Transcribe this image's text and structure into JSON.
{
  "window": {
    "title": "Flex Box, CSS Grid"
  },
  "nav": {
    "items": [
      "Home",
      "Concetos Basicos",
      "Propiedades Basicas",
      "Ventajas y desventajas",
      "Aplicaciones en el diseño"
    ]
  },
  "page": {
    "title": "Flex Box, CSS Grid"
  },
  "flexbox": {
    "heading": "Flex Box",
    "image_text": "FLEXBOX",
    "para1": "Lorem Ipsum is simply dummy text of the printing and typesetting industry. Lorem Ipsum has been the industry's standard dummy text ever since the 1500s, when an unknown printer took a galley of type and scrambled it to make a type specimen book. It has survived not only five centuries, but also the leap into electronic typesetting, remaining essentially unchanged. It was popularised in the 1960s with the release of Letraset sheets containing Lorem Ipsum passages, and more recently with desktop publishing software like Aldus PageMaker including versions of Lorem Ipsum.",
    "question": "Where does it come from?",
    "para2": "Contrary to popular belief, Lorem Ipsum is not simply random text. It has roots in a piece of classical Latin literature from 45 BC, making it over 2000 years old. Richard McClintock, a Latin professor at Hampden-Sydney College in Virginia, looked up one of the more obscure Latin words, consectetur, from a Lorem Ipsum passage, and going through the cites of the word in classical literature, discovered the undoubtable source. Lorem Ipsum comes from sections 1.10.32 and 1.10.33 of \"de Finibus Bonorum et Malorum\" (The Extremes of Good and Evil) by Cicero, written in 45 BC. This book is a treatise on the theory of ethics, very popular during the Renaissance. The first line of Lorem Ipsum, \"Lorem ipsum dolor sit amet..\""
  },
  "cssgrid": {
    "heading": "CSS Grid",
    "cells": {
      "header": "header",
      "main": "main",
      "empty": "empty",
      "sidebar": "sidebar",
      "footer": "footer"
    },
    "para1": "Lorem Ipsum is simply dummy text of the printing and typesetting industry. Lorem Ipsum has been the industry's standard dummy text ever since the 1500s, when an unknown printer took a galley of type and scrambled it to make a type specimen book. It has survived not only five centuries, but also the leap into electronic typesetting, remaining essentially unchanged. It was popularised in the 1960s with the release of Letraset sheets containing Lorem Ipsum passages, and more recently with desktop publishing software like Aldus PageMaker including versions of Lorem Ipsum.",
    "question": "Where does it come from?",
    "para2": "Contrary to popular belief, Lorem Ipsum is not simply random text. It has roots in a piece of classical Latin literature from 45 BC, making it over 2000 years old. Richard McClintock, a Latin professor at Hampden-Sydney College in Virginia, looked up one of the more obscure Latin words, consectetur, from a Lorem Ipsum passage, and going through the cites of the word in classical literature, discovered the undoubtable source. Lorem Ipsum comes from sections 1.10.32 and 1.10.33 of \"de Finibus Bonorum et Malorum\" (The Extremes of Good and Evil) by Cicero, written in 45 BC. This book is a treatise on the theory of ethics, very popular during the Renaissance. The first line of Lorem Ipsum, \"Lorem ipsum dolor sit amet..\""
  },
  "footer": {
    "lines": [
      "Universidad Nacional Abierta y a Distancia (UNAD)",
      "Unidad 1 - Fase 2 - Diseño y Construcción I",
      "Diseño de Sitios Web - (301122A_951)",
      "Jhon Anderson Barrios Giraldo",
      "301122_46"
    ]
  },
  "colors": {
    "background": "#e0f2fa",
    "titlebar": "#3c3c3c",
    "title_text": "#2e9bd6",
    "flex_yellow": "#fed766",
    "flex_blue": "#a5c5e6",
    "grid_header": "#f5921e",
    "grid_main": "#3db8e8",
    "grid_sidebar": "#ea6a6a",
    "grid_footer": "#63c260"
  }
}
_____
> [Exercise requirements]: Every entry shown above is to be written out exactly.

> [Answer to this task]:
Transcribe this image's text and structure into JSON.
{
  "window": {
    "title": "Flex Box, CSS Grid"
  },
  "nav": {
    "items": [
      "Home",
      "Concetos Basicos",
      "Propiedades Basicas",
      "Ventajas y desventajas",
      "Aplicaciones en el diseño"
    ]
  },
  "page": {
    "title": "Flex Box, CSS Grid"
  },
  "flexbox": {
    "heading": "Flex Box",
    "image_text": "FLEXBOX",
    "para1": "Lorem Ipsum is simply dummy text of the printing and typesetting industry. Lorem Ipsum has been the industry's standard dummy text ever since the 1500s, when an unknown printer took a galley of type and scrambled it to make a type specimen book. It has survived not only five centuries, but also the leap into electronic typesetting, remaining essentially unchanged. It was popularised in the 1960s with the release of Letraset sheets containing Lorem Ipsum passages, and more recently with desktop publishing software like Aldus PageMaker including versions of Lorem Ipsum.",
    "question": "Where does it come from?",
    "para2": "Contrary to popular belief, Lorem Ipsum is not simply random text. It has roots in a piece of classical Latin literature from 45 BC, making it over 2000 years old. Richard McClintock, a Latin professor at Hampden-Sydney College in Virginia, looked up one of the more obscure Latin words, consectetur, from a Lorem Ipsum passage, and going through the cites of the word in classical literature, discovered the undoubtable source. Lorem Ipsum comes from sections 1.10.32 and 1.10.33 of \"de Finibus Bonorum et Malorum\" (The Extremes of Good and Evil) by Cicero, written in 45 BC. This book is a treatise on the theory of ethics, very popular during the Renaissance. The first line of Lorem Ipsum, \"Lorem ipsum dolor sit amet..\""
  },
  "cssgrid": {
    "heading": "CSS Grid",
    "cells": {
      "header": "header",
      "main": "main",
      "empty": "empty",
      "sidebar": "sidebar",
      "footer": "footer"
    },
    "para1": "Lorem Ipsum is simply dummy text of the printing and typesetting industry. Lorem Ipsum has been the industry's standard dummy text ever since the 1500s, when an unknown printer took a galley of type and scrambled it to make a type specimen book. It has survived not only five centuries, but also the leap into electronic typesetting, remaining essentially unchanged. It was popularised in the 1960s with the release of Letraset sheets containing Lorem Ipsum passages, and more recently with desktop publishing software like Aldus PageMaker including versions of Lorem Ipsum.",
    "question": "Where does it come from?",
    "para2": "Contrary to popular belief, Lorem Ipsum is not simply random text. It has roots in a piece of classical Latin literature from 45 BC, making it over 2000 years old. Richard McClintock, a Latin professor at Hampden-Sydney College in Virginia, looked up one of the more obscure Latin words, consectetur, from a Lorem Ipsum passage, and going through the cites of the word in classical literature, discovered the undoubtable source. Lorem Ipsum comes from sections 1.10.32 and 1.10.33 of \"de Finibus Bonorum et Malorum\" (The Extremes of Good and Evil) by Cicero, written in 45 BC. This book is a treatise on the theory of ethics, very popular during the Renaissance. The first line of Lorem Ipsum, \"Lorem ipsum dolor sit amet..\""
  },
  "footer": {
    "lines": [
      "Universidad Nacional Abierta y a Distancia (UNAD)",
      "Unidad 1 - Fase 2 - Diseño y Construcción I",
      "Diseño de Sitios Web - (301122A_951)",
      "Jhon Anderson Barrios Giraldo",
      "301122_46"
    ]
  },
  "colors": {
    "background": "#e0f2fa",
    "titlebar": "#3c3c3c",
    "title_text": "#2e9bd6",
    "flex_yellow": "#fed766",
    "flex_blue": "#a5c5e6",
    "grid_header": "#f5921e",
    "grid_main": "#3db8e8",
    "grid_sidebar": "#ea6a6a",
    "grid_footer": "#63c260"
  }
}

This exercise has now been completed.